We are constrained in what we can build because browsers provide a finite environment in which to play in. To make things even more fun and challenging, in just the last five years we have gained access to some very powerful tools to build even more complex applications, such as Microsoft’s Silverlight API, and Adobe’s Flex/ActionScript API. Now we can build applications with very rich graphics in days or weeks that would have taken many months or even years before these tools became available. And, web applications until only recently gained the ability to semi-directly interact with the operating system to perform operations such as save or retrieve files from local hard drives. In the ‘dark ages’ we had to bounce files off a proxy server before being able to download them to the local machine. How we interact with the local machine is ultimately controlled by what the browser will allow.

The browser sandbox

Browsers provide us with a well-defined sandbox in which our apps can run, and from a developer’s perspective it includes the following:

  • A JavaScript engine
  • An HTML parser
  • User Interface rendering engine
  • Add-ins/Plug-ins (e.g. Flash Player, Silverlight, etc)
  • Cache space (includes cookies and local stores like in FlashPlayer)
  • Access to the internet
  • Access to local resources

It’s also important note, and if you’ve been building web apps for a while now you’ll know, that browser vendors don’t implement the various proposed standards exactly the same. For example, Internet Explorer may display a certain CSS tag different. Here’s an interesting comparison chart.

What about hardware?

I’m also not saying we don’t need to pay attention to the underlying operating system. In fact, we absolutely do need to pay attention to the following. However, we interact with them only indirectly, and because of that we tend to forget just how important they are:

  • CPU
  • Memory
  • Graphics card
  • Internet connection

Mobile devices are a great example. Mobile devices are getting more powerful all the time, but when they try and chug through a fully decked out web page, it takes them longer than a typical desktop or laptop. I’ve had developers tell me an app that’s running slow on everyone else’s machine was running just fine on theirs. What the developer forgot was he had the latest, greatest, hottest laptop out there with 8 GB’s of memory and an excellent internet connection! By way of example, I posted a screenshot at the bottom of this post of another website that even my quad-core laptop used between 50 – 80% of its resources to  load the page.

Simple Tests

Here are some simple tests to tell if you web app is a good one that will meet the needs of your end users:

  1. How much CPU does it consume? Test it on a moderately configured machine, typical of what your users might have.
  2. How much memory does it use? And, how much memory over time? Browsers can be notoriously leaky, but your program may be contributing to it.
  3. Is everything in the correct locations in the user interface at various common browser sizes? (e.g. 1024×768, 1280×800, etc.)
  4. Does it cause temporary slowdowns or lockups?
  5. Does it crash the browser or browser panel?
  6. Does key functionality and layout work consistently across the major browsers?
  7. Does your app work consistently across all the devices you wish to support, including mobile?

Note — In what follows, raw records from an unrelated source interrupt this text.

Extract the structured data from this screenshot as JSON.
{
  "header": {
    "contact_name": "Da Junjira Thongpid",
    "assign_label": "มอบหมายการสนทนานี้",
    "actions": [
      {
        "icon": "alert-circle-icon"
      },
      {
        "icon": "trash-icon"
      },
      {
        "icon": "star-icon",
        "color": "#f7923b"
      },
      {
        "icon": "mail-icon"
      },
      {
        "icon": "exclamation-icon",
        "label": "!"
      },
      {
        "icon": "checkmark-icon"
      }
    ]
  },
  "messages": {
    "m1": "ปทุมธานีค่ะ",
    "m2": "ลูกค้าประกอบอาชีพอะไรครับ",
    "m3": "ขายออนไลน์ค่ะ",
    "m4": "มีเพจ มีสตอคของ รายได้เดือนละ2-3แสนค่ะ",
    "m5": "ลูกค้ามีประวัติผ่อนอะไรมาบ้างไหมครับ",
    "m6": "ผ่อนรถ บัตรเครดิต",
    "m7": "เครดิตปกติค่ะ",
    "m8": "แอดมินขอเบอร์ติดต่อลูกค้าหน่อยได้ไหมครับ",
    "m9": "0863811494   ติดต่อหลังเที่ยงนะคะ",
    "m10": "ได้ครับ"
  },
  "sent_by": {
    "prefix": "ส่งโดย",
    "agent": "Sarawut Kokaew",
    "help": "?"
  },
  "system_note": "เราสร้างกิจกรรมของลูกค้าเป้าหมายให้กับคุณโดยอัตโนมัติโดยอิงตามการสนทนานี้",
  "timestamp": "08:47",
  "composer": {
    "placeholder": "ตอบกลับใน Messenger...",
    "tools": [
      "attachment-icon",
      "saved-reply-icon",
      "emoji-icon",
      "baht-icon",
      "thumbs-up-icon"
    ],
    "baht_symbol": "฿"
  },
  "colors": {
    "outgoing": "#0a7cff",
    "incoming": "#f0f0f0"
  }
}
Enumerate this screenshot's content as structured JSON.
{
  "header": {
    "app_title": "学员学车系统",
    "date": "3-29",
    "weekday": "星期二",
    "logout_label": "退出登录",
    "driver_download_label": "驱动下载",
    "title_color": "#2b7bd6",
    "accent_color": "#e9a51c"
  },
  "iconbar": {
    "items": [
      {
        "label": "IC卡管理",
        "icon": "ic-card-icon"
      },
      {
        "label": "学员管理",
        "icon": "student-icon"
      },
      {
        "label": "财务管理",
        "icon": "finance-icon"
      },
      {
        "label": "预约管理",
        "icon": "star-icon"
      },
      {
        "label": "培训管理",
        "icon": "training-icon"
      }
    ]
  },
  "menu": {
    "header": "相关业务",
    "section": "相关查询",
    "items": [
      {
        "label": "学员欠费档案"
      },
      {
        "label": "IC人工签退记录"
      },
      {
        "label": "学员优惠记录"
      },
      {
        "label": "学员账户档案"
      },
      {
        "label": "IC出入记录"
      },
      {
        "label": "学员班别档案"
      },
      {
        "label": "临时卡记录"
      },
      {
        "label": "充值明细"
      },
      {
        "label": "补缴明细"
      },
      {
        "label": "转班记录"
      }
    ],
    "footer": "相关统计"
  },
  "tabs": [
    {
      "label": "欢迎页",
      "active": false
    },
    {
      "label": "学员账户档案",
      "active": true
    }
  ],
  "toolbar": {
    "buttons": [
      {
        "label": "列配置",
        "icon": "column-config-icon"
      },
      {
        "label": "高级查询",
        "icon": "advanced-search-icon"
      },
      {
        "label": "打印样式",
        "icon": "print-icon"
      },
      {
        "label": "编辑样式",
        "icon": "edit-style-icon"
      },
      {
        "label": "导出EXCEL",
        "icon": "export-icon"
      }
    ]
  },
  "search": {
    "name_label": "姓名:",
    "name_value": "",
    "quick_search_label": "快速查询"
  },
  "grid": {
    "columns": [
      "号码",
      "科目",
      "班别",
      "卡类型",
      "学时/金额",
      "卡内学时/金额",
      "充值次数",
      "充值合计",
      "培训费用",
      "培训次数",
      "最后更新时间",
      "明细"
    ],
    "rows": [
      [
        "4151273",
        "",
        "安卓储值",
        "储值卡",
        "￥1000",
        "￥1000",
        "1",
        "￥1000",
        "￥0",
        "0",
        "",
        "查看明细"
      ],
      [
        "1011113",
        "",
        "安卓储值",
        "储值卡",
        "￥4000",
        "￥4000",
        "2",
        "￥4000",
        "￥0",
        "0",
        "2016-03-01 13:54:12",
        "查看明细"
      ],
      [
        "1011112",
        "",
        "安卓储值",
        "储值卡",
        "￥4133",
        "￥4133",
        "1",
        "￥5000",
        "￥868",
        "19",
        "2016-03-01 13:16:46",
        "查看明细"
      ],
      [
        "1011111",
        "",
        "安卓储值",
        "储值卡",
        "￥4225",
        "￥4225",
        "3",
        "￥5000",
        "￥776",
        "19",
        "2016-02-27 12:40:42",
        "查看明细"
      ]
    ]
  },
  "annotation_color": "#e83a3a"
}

A Few References

Here are a few articles and websites for that are handy to have as references:

http://www.w3.org/  

https://wiki.mozilla.org/Main_Page

http://www.w3.org/TR/CSS2/cover.html#minitoc

http://taligarsiel.com/Projects/howbrowserswork1.htm

http://ejohn.org/blog/how-javascript-timers-work/

http://blog.chromium.org/2008/10/new-approach-to-browser-security-google.html

http://hacks.mozilla.org/2010/05/firefox-4-the-html5-parser-inline-svg-speed-and-more/

CPU Usage loading web site with quad-core laptop
Loading an unnamed website using a quad-core laptop